Gov. Asa Hutchinson, supported by a phalanx of lawmakers and a representative from the National Rifle Association, signed controversial legislation into law on Wednesday that would allow concealed carry permit-holders with enhanced training to carry firearms on college campuses and at an expanded list of public places.
But less than an hour after the governor put his signature on HB1249, the Senate Judiciary Committee approved an agreed-upon amendment to the newly enacted law that exempts concealed handguns “without limitation” on the premises of the University of Arkansas for Medical Sciences, the Arkansas State Hospital and private universities or colleges that choose to opt out of the “no guns here” posting requirement.
During the morning press conference at the Governor’s Conference Room at the State Capitol, Hutchinson explained that during his tenure as deputy director of the Homeland Security Department he worked with NRA and U.S. Secret Service officials to come up with enhanced training requirements for school officials following the Sandy Hook (Conn.) Elementary School shooting in December 2012.
“I have consistently recognized there is, first of all, a Second Amendment privilege, but also a security and safety benefit from firearms by people who are properly trained,” the governor said. “It has been a consistent view of mine, so when this bill came forth there was an argument, a need and will of the General Assembly to have firearms on campuses and I said, ‘we had to have an enhanced training element to it.’”

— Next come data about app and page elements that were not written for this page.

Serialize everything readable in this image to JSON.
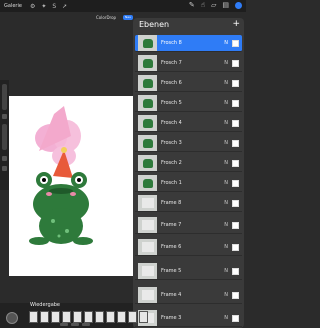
{
  "topbar": {
    "gallery_label": "Galerie"
  },
  "canvas_title": "ColorDrop",
  "new_label": "Neu",
  "layers": {
    "title": "Ebenen",
    "add_label": "+",
    "rows": [
      {
        "name": "Frosch 8",
        "mark": "N",
        "selected": true
      },
      {
        "name": "Frosch 7",
        "mark": "N"
      },
      {
        "name": "Frosch 6",
        "mark": "N"
      },
      {
        "name": "Frosch 5",
        "mark": "N"
      },
      {
        "name": "Frosch 4",
        "mark": "N"
      },
      {
        "name": "Frosch 3",
        "mark": "N"
      },
      {
        "name": "Frosch 2",
        "mark": "N"
      },
      {
        "name": "Frosch 1",
        "mark": "N"
      },
      {
        "name": "Frame 8",
        "mark": "N"
      },
      {
        "name": "Frame 7",
        "mark": "N"
      },
      {
        "name": "Frame 6",
        "mark": "N"
      },
      {
        "name": "Frame 5",
        "mark": "N"
      },
      {
        "name": "Frame 4",
        "mark": "N"
      },
      {
        "name": "Frame 3",
        "mark": "N"
      }
    ]
  },
  "playback_label": "Wiedergabe",
  "colors": {
    "accent": "#2f7cf6",
    "frog_green": "#2e7a3b",
    "pink": "#f2a7cf"
  }
}
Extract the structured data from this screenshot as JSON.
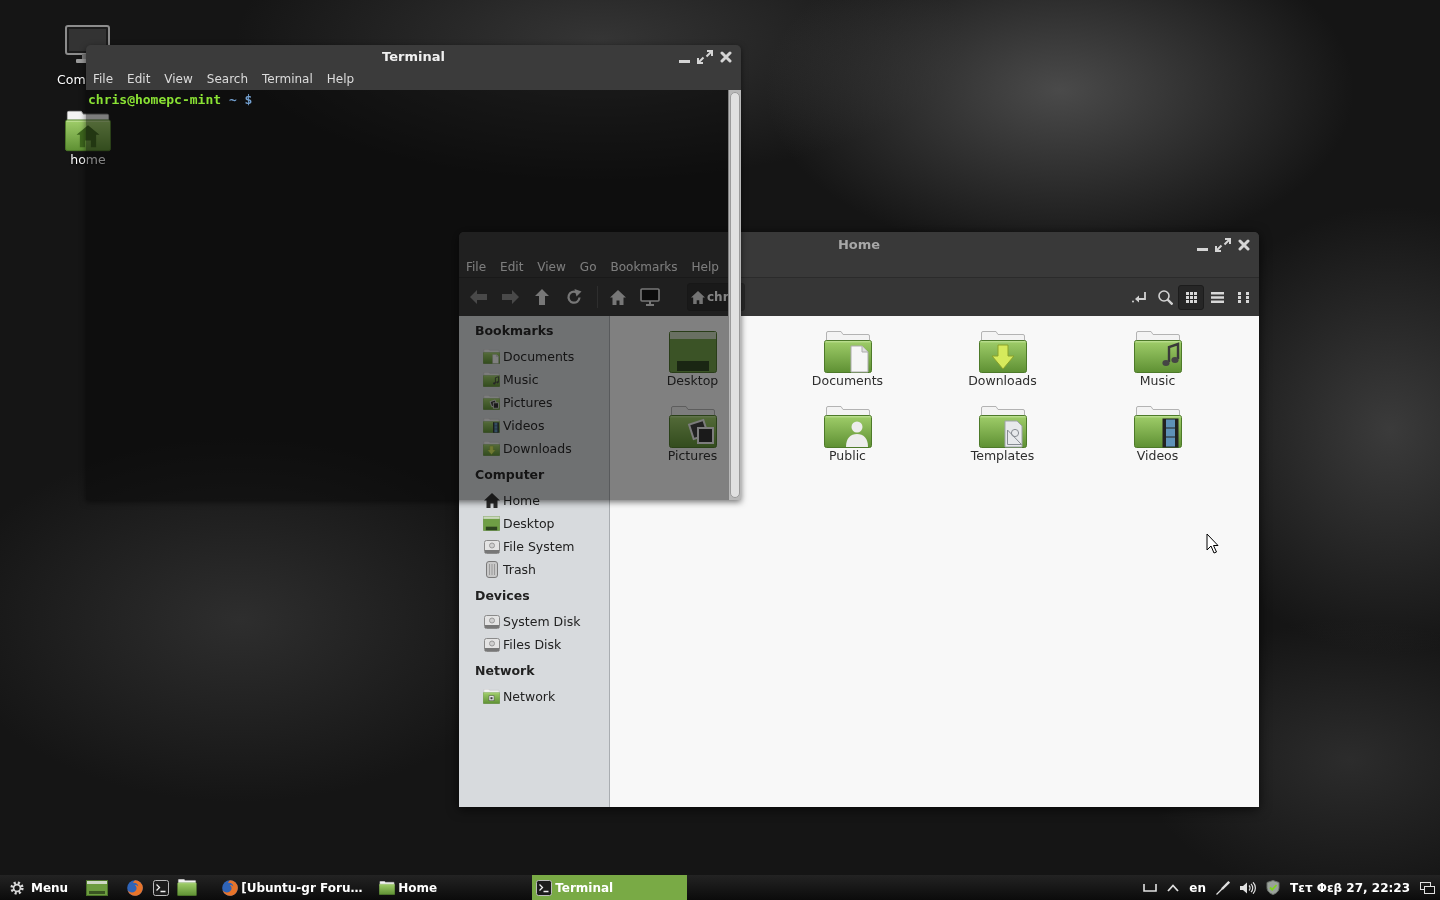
{
  "desktop": {
    "icons": [
      {
        "kind": "computer",
        "label": "Com",
        "selected": false
      },
      {
        "kind": "home",
        "label": "home",
        "selected": false
      }
    ]
  },
  "terminal": {
    "window": {
      "title": "Terminal",
      "active": true
    },
    "menu": [
      "File",
      "Edit",
      "View",
      "Search",
      "Terminal",
      "Help"
    ],
    "prompt": {
      "user_host": "chris@homepc-mint",
      "path": "~",
      "symbol": "$"
    }
  },
  "file_manager": {
    "window": {
      "title": "Home",
      "active": false
    },
    "menu": [
      "File",
      "Edit",
      "View",
      "Go",
      "Bookmarks",
      "Help"
    ],
    "toolbar": {
      "nav_buttons": [
        {
          "kind": "back",
          "disabled": true
        },
        {
          "kind": "forward",
          "disabled": true
        },
        {
          "kind": "up",
          "disabled": false
        },
        {
          "kind": "reload",
          "disabled": false
        }
      ],
      "place_buttons": [
        {
          "kind": "home"
        },
        {
          "kind": "computer"
        }
      ],
      "path": [
        {
          "label": "chr",
          "selected": true
        }
      ],
      "tools": [
        {
          "kind": "location"
        },
        {
          "kind": "search"
        }
      ],
      "views": [
        {
          "kind": "icons",
          "selected": true
        },
        {
          "kind": "list",
          "selected": false
        },
        {
          "kind": "compact",
          "selected": false
        }
      ]
    },
    "sidebar": {
      "sections": [
        {
          "heading": "Bookmarks",
          "items": [
            {
              "label": "Documents",
              "kind": "documents",
              "selected": false
            },
            {
              "label": "Music",
              "kind": "music",
              "selected": false
            },
            {
              "label": "Pictures",
              "kind": "pictures",
              "selected": false
            },
            {
              "label": "Videos",
              "kind": "videos",
              "selected": false
            },
            {
              "label": "Downloads",
              "kind": "downloads",
              "selected": false
            }
          ]
        },
        {
          "heading": "Computer",
          "items": [
            {
              "label": "Home",
              "kind": "home",
              "selected": false
            },
            {
              "label": "Desktop",
              "kind": "desktop",
              "selected": false
            },
            {
              "label": "File System",
              "kind": "drive",
              "selected": false
            },
            {
              "label": "Trash",
              "kind": "trash",
              "selected": false
            }
          ]
        },
        {
          "heading": "Devices",
          "items": [
            {
              "label": "System Disk",
              "kind": "drive",
              "selected": false
            },
            {
              "label": "Files Disk",
              "kind": "drive",
              "selected": false
            }
          ]
        },
        {
          "heading": "Network",
          "items": [
            {
              "label": "Network",
              "kind": "network",
              "selected": false
            }
          ]
        }
      ]
    },
    "files": [
      {
        "label": "Desktop",
        "kind": "desktop",
        "selected": false
      },
      {
        "label": "Documents",
        "kind": "documents",
        "selected": false
      },
      {
        "label": "Downloads",
        "kind": "downloads",
        "selected": false
      },
      {
        "label": "Music",
        "kind": "music",
        "selected": false
      },
      {
        "label": "Pictures",
        "kind": "pictures",
        "selected": false
      },
      {
        "label": "Public",
        "kind": "public",
        "selected": false
      },
      {
        "label": "Templates",
        "kind": "templates",
        "selected": false
      },
      {
        "label": "Videos",
        "kind": "videos",
        "selected": false
      }
    ]
  },
  "taskbar": {
    "menu_button": {
      "label": "Menu"
    },
    "launchers": [
      {
        "kind": "show-desktop"
      },
      {
        "kind": "browser"
      },
      {
        "kind": "terminal"
      },
      {
        "kind": "files"
      }
    ],
    "windows": [
      {
        "label": "[Ubuntu-gr Foru…",
        "kind": "browser",
        "selected": false
      },
      {
        "label": "Home",
        "kind": "folder",
        "selected": false
      },
      {
        "label": "Terminal",
        "kind": "terminal",
        "selected": true
      }
    ],
    "tray": [
      {
        "kind": "bracket"
      },
      {
        "kind": "caret"
      },
      {
        "kind": "layout",
        "label": "en"
      },
      {
        "kind": "pen"
      },
      {
        "kind": "volume"
      },
      {
        "kind": "shield"
      },
      {
        "kind": "clock",
        "label": "Τετ Φεβ 27, 22:23"
      },
      {
        "kind": "windows"
      }
    ]
  }
}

Hutchinson also said that it was important for the public to understand there are now two levels of concealed weapon permits in Arkansas. He mentioned the state’s first concealed handgun carry licensing law pass by the Legislature in 1995 and the newly enacted law, which is now Act 310 of 2017.
“Everyone was arguing (in 1995) that the sky would fall, and that no one knew how to do this and we were going to be unsafe in Arkansas, but history has demonstrated that this works well,” he said. “And now we are moving into a new arena, a new area of change but we’re guided by the fact while we have a new permit that will allow enhanced carry, it requires more training.”

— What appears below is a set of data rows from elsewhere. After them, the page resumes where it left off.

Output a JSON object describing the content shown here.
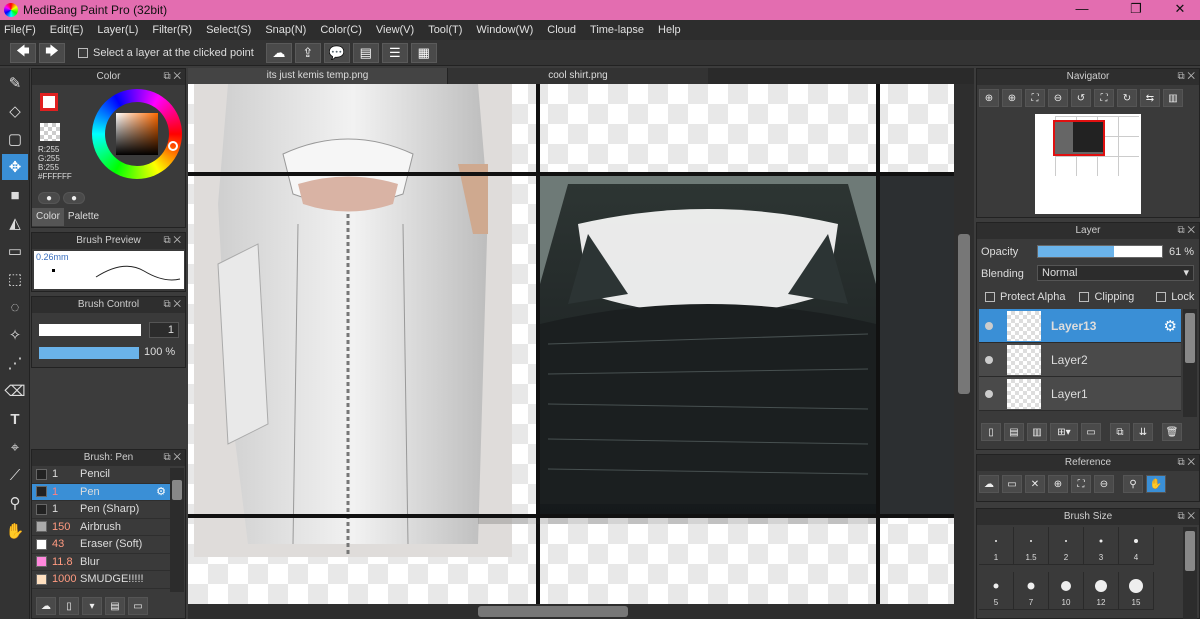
{
  "window": {
    "title": "MediBang Paint Pro (32bit)",
    "min": "—",
    "max": "❐",
    "close": "✕"
  },
  "menu": [
    "File(F)",
    "Edit(E)",
    "Layer(L)",
    "Filter(R)",
    "Select(S)",
    "Snap(N)",
    "Color(C)",
    "View(V)",
    "Tool(T)",
    "Window(W)",
    "Cloud",
    "Time-lapse",
    "Help"
  ],
  "toolbar": {
    "undo": "🡄",
    "redo": "🡆",
    "select_layer_label": "Select a layer at the clicked point"
  },
  "tabs": [
    {
      "label": "its just kemis temp.png"
    },
    {
      "label": "cool shirt.png"
    }
  ],
  "color_panel": {
    "title": "Color",
    "rgb": [
      "R:255",
      "G:255",
      "B:255"
    ],
    "hex": "#FFFFFF",
    "tab_color": "Color",
    "tab_palette": "Palette"
  },
  "brush_preview": {
    "title": "Brush Preview",
    "size": "0.26mm"
  },
  "brush_control": {
    "title": "Brush Control",
    "size_value": "1",
    "opacity_value": "100 %",
    "opacity": 1.0
  },
  "brush_panel": {
    "title": "Brush: Pen",
    "items": [
      {
        "size": "1",
        "name": "Pencil",
        "color": "#222222",
        "selected": false
      },
      {
        "size": "1",
        "name": "Pen",
        "color": "#222222",
        "selected": true
      },
      {
        "size": "1",
        "name": "Pen (Sharp)",
        "color": "#222222",
        "selected": false
      },
      {
        "size": "150",
        "name": "Airbrush",
        "color": "#aaaaaa",
        "selected": false
      },
      {
        "size": "43",
        "name": "Eraser (Soft)",
        "color": "#ffffff",
        "selected": false
      },
      {
        "size": "11.8",
        "name": "Blur",
        "color": "#ff88dd",
        "selected": false
      },
      {
        "size": "1000",
        "name": "SMUDGE!!!!!",
        "color": "#ffe0c0",
        "selected": false
      }
    ]
  },
  "navigator": {
    "title": "Navigator"
  },
  "layer_panel": {
    "title": "Layer",
    "opacity_label": "Opacity",
    "opacity_value": "61 %",
    "opacity": 0.61,
    "blending_label": "Blending",
    "blending_value": "Normal",
    "protect_alpha": "Protect Alpha",
    "clipping": "Clipping",
    "lock": "Lock",
    "layers": [
      {
        "name": "Layer13",
        "selected": true
      },
      {
        "name": "Layer2",
        "selected": false
      },
      {
        "name": "Layer1",
        "selected": false
      }
    ]
  },
  "reference": {
    "title": "Reference"
  },
  "brush_size": {
    "title": "Brush Size",
    "sizes": [
      "1",
      "1.5",
      "2",
      "3",
      "4",
      "5",
      "7",
      "10",
      "12",
      "15"
    ]
  },
  "colors": {
    "accent": "#3a8fd6",
    "titlebar": "#e36db0"
  }
}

After the governor’s remarks, HB1249 sponsor Rep. Charlie Collins, R-Fayetteville, also sought to allay fears that his legislation would create panic in the public square. Collins said his sole goal in working on the so-called guns on campus bill over the past several years was to protect students and faculty and prevent “rampage killings” on college campuses.
“There is no way to identify these people in advance. There (are) no racial variables, … no mental health variables, no prison record variables. These people don’t snap spontaneously and whip a weapon out of their pocket. They research, they FOIA request for security records. They do all the things you would expect someone to do who is trying to mercilessly harm our loved ones,” Collins said. “The one thing they cannot do is plan for a good guy and good guy with a gun to upset their plan.”
Under the newly enacted law, concealed carry licensees can carry their weapons at public and state-supported universities along with public buildings, including the Capitol grounds, if they have completed an eight-hour active shooter training designed by the Arkansas State Police. They also can carry a weapon in places of worship, bars and certain restaurants, unless those establishments post a notice prohibiting guns at those locations. Exceptions include courtrooms and administrative hearings, K-12 public schools, and state prison facilities.
A much different version of the bill passed the House earlier in the session. The original bill allowed only faculty and staff with a concealed carry permit to carry a weapon on college campuses. It eliminated an opt out provision contained in legislation passed in 2013 and also sponsored by Collins. Under that law, public higher education institutions could allow their staff members to carry a weapon, but they also could opt out of allowing them to do so. All of the state’s colleges and universities opted out.
Still, Act 310 could see further changes if the full legislature approves Senate Pro Tempore Jonathan Dismang’s Senate Bill 274. At the governor’s press conference, the Searcy Republican said everyone agreed that the newly enacted law has some concerns that needed to be addressed.
“To that question about some of the concerns in (HB1249), everyone here has kind of acknowledged … that there were some issues – it is an imperfect bill,” Dismang said.
Collins, in response to reporters’ questions, said he was open to additional changes proposed by Dismang, but offered that some details of the legislation would be fleshed out through the end of 2017. The effective date of the new law is Sept. 1, 2017, but the State Police Department has 120 days to work out the details and design of the enhanced training program.
Over the course of more than a month, the Senate Judiciary panel amended HB1249 six different times, starting with a so-called hostile amendment by Sen. Jeremy Hutchinson, R-Little Rock, that would have required concealed carry permit holders to obtain at least 16 hours of active shooter training designed by the Arkansas State Police.
In response to questions from reporters, Arkansas State Police Chief William Bryant said nearly 221,000 gun owners in Arkansas have concealed carry licenses. Bryant said State Police personnel will work with public and private partners to design and promulgate new rules for the enhanced concealed carry program by Jan. 1, 2018.